• **SUPPLIED INFORMATION**:
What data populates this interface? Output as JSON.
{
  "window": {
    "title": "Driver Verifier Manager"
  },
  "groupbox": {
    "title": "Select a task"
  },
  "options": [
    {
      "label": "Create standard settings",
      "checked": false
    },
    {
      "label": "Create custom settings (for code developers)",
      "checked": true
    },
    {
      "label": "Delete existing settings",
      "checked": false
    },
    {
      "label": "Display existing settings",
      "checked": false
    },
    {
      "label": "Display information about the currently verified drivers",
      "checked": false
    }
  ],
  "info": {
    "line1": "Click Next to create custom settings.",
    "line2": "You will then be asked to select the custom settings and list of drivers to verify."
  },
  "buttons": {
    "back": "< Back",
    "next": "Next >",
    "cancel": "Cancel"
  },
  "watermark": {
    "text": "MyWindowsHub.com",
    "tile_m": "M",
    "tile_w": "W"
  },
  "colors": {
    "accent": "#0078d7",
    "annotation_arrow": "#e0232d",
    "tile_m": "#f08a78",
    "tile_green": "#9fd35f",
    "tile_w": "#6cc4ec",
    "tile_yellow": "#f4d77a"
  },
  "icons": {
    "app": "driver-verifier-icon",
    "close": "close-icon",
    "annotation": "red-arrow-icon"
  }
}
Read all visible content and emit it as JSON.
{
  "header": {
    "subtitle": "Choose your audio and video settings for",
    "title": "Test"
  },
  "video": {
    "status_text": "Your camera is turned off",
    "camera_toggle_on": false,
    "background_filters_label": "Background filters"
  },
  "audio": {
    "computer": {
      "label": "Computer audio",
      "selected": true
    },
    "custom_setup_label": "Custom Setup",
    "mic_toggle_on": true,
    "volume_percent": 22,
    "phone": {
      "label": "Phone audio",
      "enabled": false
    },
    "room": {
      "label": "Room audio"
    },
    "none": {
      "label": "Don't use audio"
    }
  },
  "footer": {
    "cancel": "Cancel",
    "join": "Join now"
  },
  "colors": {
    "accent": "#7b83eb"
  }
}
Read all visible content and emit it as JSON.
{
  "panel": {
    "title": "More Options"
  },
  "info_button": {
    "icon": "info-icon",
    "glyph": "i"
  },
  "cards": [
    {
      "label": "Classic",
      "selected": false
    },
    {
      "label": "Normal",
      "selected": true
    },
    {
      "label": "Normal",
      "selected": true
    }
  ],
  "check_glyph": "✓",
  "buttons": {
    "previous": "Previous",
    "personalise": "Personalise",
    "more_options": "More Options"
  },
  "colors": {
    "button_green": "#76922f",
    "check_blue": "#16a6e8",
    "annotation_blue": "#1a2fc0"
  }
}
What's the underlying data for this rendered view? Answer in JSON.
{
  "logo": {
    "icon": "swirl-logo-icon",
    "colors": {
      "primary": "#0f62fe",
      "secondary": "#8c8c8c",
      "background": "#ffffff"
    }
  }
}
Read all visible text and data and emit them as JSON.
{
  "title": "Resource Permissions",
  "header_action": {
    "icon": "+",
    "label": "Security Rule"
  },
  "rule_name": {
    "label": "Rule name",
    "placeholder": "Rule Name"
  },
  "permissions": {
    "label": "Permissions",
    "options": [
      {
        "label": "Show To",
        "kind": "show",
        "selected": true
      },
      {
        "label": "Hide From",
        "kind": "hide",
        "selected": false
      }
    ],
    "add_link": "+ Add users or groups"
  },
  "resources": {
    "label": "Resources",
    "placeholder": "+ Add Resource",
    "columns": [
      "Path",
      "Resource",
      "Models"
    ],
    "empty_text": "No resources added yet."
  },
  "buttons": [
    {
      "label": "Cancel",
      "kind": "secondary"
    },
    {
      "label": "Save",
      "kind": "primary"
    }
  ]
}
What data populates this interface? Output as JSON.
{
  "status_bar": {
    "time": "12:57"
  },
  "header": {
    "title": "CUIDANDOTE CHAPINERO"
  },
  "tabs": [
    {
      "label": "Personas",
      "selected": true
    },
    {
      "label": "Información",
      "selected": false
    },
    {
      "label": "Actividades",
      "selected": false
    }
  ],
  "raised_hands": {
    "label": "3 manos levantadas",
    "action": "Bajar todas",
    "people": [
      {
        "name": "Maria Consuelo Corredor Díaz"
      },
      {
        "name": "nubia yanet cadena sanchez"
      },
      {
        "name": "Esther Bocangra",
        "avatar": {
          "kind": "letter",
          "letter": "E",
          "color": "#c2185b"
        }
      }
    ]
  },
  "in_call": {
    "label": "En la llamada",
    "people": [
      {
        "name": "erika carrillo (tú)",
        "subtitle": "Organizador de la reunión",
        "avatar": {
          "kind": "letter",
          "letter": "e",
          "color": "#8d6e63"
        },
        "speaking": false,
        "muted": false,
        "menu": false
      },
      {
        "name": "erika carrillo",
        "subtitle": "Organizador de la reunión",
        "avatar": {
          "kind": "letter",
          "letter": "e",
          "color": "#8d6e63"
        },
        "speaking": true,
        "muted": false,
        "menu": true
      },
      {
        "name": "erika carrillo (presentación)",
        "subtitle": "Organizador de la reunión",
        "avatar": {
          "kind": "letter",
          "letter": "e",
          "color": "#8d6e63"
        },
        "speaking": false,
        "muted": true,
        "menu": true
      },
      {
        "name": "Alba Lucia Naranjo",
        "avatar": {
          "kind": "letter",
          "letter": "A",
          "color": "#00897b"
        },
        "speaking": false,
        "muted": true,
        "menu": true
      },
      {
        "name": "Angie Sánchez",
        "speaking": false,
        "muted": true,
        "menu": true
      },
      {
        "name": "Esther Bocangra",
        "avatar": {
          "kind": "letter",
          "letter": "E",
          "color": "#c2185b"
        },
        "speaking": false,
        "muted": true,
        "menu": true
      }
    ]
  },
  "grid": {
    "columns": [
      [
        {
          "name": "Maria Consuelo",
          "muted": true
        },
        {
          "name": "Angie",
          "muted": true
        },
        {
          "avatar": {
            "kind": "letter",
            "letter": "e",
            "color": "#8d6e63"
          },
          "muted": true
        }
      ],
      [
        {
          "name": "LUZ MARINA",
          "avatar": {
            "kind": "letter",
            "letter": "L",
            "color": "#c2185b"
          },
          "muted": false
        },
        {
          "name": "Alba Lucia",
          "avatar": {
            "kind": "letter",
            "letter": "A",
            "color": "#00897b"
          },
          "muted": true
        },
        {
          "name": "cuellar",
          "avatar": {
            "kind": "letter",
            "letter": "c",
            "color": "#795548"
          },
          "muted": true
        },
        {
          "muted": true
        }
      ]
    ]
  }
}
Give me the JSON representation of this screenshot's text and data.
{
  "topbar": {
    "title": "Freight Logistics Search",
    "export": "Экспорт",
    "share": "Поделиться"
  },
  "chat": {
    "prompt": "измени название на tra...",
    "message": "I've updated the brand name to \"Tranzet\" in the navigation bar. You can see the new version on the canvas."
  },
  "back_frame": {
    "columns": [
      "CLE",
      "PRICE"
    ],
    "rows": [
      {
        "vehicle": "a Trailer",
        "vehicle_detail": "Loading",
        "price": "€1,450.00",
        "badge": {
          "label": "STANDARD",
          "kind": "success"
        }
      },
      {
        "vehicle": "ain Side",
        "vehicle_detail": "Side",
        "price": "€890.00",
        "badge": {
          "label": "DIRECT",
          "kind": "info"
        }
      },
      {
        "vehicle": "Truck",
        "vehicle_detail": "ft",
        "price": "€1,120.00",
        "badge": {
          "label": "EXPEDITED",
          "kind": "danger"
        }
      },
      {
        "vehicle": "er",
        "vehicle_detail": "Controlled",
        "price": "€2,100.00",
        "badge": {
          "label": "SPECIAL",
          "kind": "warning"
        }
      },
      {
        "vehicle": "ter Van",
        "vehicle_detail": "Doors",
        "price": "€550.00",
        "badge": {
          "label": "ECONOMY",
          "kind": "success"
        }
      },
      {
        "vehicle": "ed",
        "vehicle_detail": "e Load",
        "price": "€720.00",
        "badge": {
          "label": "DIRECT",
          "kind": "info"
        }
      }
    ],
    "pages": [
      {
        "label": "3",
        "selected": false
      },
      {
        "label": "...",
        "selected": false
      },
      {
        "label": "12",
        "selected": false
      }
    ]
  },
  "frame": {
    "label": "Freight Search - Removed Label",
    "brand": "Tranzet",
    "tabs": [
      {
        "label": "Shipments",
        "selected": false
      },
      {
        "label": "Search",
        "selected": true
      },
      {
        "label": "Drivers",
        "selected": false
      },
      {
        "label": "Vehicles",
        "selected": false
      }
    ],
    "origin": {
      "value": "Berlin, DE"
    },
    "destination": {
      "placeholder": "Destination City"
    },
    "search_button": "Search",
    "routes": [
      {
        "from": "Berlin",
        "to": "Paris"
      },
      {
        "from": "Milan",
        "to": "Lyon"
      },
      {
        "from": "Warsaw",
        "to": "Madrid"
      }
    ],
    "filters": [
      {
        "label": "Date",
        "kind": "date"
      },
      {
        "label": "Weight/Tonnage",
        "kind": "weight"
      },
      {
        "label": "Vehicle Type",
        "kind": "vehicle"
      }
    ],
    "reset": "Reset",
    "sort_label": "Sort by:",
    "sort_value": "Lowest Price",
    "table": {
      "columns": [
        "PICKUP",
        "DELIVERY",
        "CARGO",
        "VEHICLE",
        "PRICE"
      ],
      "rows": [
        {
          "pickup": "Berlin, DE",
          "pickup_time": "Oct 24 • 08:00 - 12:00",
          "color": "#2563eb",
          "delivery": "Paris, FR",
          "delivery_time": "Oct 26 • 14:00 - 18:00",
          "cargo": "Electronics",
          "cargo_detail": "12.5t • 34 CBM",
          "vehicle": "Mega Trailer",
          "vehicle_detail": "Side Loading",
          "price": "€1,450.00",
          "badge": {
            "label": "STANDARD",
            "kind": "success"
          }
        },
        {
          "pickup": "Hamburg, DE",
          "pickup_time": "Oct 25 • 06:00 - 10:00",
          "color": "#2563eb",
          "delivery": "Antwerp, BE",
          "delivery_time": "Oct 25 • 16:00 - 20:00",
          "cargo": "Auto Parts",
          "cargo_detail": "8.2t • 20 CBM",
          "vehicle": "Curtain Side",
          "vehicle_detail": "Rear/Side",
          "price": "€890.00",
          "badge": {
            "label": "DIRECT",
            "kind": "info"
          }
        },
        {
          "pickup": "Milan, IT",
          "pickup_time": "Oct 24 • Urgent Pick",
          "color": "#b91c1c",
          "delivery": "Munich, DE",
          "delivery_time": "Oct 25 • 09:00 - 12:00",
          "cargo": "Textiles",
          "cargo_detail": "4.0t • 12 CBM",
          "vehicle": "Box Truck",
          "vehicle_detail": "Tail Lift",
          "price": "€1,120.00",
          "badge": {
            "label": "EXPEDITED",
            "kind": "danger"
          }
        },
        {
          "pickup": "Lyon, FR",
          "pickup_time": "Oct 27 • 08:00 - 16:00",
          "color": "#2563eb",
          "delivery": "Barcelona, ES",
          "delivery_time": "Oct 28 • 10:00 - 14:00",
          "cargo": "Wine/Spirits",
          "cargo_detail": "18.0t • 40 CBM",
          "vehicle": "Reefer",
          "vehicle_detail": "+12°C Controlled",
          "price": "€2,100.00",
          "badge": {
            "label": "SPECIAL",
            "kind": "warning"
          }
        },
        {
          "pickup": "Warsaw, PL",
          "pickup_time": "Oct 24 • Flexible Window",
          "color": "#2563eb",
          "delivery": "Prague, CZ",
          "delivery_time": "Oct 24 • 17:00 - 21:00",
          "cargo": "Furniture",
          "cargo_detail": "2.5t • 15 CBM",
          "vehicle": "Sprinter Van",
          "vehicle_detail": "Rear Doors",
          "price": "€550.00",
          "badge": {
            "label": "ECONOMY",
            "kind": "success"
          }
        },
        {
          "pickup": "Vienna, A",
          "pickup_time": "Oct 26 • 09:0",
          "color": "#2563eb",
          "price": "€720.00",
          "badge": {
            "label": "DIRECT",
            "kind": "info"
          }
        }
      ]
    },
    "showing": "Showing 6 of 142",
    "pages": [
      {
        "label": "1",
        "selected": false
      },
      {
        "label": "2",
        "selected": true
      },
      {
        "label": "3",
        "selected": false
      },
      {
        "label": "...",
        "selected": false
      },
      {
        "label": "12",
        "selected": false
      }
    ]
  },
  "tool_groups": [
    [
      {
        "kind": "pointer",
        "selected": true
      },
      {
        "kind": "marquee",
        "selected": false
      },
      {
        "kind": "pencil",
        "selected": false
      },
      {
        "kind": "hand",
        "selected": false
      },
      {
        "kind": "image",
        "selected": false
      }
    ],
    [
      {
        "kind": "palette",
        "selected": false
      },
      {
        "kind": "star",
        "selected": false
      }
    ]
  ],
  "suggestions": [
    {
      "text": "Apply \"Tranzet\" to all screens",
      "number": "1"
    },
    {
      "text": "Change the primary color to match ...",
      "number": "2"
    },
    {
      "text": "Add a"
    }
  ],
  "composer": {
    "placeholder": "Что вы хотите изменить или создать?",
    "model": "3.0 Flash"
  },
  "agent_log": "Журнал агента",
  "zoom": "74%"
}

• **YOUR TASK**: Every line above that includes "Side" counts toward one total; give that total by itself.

• **RESPONSE**: 5